    PS, I also appreciate all the comments you have left me this past year, thanks again! I wish you all the best in 2019 Happy New year to you and your family!

    ReplyDelete
  10. That is a beautiful reflection!

    ReplyDelete
  11. Excellent nature photos! Happy new year!

    ReplyDelete
  12. Hello Kenneth
    a great selection a nice new year 2019 greetings Frank

    ReplyDelete
  13. Happy New Year!! Thanks for sharing your birding photos and your expertise with all feathered friends with us at I'd Rather B Birdin'. It's been a joy having you participate in 2018 and I look forward to viewing what's in the future for 2019!

    The hawk photos are stupendous as is your narration.

    ReplyDelete
  14. Beautiful photos of the immature hawk.
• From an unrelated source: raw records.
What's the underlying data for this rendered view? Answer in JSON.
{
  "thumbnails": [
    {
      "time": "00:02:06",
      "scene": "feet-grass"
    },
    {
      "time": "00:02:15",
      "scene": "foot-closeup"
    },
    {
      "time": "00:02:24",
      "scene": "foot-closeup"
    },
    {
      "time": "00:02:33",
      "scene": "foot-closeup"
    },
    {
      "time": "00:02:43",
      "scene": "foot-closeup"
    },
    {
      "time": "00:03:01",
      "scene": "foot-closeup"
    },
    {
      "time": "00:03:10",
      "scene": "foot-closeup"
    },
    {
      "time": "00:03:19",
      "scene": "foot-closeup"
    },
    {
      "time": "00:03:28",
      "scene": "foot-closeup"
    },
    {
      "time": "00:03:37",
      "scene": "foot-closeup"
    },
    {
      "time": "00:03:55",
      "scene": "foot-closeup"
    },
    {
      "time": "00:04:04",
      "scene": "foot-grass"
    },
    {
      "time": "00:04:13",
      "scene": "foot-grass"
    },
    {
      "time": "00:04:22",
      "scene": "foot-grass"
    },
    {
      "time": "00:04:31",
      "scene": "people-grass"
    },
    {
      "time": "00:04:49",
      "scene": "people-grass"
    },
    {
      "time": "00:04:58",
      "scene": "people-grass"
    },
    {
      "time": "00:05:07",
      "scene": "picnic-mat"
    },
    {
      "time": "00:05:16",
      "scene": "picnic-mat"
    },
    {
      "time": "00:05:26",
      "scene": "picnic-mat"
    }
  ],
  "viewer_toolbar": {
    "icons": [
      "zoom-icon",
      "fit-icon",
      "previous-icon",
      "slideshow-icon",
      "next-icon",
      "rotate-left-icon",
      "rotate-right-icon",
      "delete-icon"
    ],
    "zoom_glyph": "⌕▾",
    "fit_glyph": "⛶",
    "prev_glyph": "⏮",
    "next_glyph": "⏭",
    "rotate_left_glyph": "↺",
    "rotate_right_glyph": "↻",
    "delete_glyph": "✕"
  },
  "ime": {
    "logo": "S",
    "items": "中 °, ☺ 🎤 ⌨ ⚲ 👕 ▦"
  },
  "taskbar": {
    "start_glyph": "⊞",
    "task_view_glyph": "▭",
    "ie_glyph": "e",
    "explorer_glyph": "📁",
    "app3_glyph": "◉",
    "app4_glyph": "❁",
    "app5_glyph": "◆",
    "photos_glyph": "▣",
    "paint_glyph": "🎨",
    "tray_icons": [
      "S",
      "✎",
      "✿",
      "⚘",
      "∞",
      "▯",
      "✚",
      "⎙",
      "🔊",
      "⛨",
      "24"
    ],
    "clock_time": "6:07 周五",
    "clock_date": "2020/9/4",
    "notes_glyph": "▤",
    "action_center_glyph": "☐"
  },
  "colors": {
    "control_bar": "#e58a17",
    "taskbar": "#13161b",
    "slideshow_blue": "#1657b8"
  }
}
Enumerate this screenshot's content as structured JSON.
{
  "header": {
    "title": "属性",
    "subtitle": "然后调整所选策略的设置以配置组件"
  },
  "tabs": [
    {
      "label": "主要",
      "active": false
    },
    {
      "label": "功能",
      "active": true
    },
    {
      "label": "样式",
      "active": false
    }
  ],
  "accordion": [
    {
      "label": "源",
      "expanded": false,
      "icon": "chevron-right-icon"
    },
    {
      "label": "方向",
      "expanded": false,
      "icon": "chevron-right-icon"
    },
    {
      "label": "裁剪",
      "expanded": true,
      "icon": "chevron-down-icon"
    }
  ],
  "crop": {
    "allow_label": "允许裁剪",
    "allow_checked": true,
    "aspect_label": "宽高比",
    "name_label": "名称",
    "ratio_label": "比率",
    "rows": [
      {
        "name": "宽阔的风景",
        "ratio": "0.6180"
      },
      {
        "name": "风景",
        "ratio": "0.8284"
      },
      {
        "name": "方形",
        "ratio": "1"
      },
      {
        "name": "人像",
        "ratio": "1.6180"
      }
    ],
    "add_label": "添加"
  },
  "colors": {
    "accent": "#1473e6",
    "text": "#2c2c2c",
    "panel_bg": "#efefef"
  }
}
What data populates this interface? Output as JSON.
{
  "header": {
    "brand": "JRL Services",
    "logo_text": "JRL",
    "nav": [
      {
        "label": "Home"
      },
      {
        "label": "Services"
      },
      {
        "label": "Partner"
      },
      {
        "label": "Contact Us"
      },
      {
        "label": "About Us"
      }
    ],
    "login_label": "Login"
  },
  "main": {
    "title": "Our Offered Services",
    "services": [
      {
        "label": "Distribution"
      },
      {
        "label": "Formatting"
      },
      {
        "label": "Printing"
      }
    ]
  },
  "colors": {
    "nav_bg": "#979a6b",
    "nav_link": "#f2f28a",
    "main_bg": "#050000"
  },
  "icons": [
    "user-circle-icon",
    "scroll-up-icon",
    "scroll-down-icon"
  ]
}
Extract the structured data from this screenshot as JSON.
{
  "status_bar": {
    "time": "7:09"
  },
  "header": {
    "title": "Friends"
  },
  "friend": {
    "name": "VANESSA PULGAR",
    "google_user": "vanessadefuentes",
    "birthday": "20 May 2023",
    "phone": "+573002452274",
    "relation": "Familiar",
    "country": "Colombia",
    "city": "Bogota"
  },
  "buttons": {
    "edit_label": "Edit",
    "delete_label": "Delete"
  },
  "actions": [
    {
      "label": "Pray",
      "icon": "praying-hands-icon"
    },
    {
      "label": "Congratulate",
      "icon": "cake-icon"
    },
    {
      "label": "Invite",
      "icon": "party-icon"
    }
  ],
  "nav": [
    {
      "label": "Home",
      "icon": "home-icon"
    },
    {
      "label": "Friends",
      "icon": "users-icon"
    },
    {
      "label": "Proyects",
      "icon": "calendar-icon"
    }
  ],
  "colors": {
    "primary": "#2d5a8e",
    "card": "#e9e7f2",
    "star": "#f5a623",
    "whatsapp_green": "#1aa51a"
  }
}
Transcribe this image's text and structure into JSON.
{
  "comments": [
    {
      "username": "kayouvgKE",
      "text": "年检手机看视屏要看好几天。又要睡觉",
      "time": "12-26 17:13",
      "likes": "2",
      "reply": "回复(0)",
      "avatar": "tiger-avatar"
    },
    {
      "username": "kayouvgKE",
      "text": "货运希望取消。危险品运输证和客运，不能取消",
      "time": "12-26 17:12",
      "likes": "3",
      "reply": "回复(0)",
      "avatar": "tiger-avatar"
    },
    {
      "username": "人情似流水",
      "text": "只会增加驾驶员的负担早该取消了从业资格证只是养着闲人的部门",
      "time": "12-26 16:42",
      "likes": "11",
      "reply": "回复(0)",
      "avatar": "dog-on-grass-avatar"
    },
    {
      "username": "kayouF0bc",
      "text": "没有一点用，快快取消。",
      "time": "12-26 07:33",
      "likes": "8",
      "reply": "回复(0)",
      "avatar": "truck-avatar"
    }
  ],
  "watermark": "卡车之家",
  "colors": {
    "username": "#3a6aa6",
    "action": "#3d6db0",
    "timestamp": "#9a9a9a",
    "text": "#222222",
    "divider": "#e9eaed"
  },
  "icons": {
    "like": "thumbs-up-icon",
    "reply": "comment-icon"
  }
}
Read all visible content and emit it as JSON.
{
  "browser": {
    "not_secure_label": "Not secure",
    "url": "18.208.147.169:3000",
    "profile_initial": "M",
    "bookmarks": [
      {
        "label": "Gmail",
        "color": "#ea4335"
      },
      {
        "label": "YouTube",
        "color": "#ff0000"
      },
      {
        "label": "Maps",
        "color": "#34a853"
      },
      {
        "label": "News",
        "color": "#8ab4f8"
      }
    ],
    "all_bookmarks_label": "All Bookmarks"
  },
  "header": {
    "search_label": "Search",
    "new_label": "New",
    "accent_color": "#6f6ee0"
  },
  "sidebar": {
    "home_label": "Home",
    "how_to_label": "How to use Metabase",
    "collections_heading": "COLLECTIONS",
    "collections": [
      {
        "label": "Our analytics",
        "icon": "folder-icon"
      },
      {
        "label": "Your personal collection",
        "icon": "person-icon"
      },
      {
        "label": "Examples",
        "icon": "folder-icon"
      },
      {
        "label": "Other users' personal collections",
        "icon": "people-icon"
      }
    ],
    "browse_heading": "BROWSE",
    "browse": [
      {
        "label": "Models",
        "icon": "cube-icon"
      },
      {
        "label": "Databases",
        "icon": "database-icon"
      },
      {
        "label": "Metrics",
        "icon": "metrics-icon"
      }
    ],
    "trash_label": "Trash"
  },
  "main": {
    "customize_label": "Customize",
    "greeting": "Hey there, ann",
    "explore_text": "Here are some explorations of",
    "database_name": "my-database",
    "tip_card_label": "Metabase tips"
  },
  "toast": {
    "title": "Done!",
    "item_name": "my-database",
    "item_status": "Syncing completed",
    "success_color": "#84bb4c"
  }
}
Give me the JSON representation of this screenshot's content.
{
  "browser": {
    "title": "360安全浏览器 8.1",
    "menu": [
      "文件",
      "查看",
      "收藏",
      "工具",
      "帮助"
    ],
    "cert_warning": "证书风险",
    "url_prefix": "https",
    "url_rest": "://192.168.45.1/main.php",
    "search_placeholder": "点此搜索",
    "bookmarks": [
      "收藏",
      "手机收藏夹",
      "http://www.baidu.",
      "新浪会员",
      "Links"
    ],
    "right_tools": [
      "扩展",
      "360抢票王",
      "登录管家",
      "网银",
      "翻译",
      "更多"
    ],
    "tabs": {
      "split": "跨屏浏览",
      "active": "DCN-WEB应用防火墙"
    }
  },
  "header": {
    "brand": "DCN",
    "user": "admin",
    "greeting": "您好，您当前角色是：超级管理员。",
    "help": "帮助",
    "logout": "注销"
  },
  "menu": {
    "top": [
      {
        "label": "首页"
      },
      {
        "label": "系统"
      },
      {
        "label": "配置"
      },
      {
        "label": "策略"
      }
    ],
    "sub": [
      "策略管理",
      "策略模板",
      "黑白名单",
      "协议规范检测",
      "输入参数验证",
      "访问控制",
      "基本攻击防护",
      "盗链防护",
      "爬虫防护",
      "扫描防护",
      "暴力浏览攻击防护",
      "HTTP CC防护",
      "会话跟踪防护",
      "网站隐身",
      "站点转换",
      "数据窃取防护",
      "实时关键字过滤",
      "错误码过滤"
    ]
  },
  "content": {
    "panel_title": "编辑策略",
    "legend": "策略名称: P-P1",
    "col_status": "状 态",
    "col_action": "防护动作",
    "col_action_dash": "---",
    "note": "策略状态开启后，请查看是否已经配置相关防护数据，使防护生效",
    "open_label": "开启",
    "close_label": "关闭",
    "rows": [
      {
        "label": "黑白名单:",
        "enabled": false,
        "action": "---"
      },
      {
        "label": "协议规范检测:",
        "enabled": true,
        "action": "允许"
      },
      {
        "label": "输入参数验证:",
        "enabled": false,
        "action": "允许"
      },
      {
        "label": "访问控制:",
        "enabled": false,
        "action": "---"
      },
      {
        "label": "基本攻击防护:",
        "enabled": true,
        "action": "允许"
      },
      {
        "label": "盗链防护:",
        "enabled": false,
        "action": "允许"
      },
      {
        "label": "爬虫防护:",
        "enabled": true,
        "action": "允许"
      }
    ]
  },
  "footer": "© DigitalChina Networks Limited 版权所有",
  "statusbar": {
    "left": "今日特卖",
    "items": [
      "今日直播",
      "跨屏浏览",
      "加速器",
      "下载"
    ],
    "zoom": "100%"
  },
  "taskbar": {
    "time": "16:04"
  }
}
That nature reserve looks gorgeous!

    ReplyDelete
  15. I enjoyed your comparison to the thinker. Perfect! Great shots. I especially like the pic with spread wings. Beautiful.

    ReplyDelete
  16. We have a nesting pair of hawks and so love to watch them. Very graceful!
    Thanks for linking up at http://image-in-ing.blogspot.com/2018/12/king-of-mountain-kitty-style.html, and I wish you all the best in 2019.

    ReplyDelete
  17. Great shot showing the Red-Shoulders - hawks are not always so obliging to give up there ID secrets!

    Hope you had a good New Years Eve / Day!

    Cheers - Stewart M - Melbourne

    ReplyDelete
  18. Love the series.
    Great portraits, and a fascinating Brown Basilisk!

    ReplyDelete
  19. You are right Ken, wooden shoes are hard on one's feet. That is why most people wear a leather ballet-like shoe inside the wooden shoe. The advantage of wooden shoes are that a farmer does not get stuck while walking in very heavy clay (in some parts of Holland).
    Love the comparison you make between the Red-shouldered hawk and The Thinker. Oh, the portraits of the immature hawk you caught are so beautiful! I like the capture of the pale one also very much - regal!
    Could not help but share your captures of these birds in flight and spreaded wings to my hubby - they are stunning!

    ReplyDelete
  20. They are beautiful, and you are right, when hunting they look like they are deep in thought. That young one may have been too young to know to be concerned about you getting closer. If that's the case, he will learn, meanwhile, it meant you got some fabulous shots!

    ReplyDelete

Thank you for visiting Rosyfinch Ramblings! I will enjoy a visit to your page just as soon as possible. Anonymous comments and those containing active links will not be published.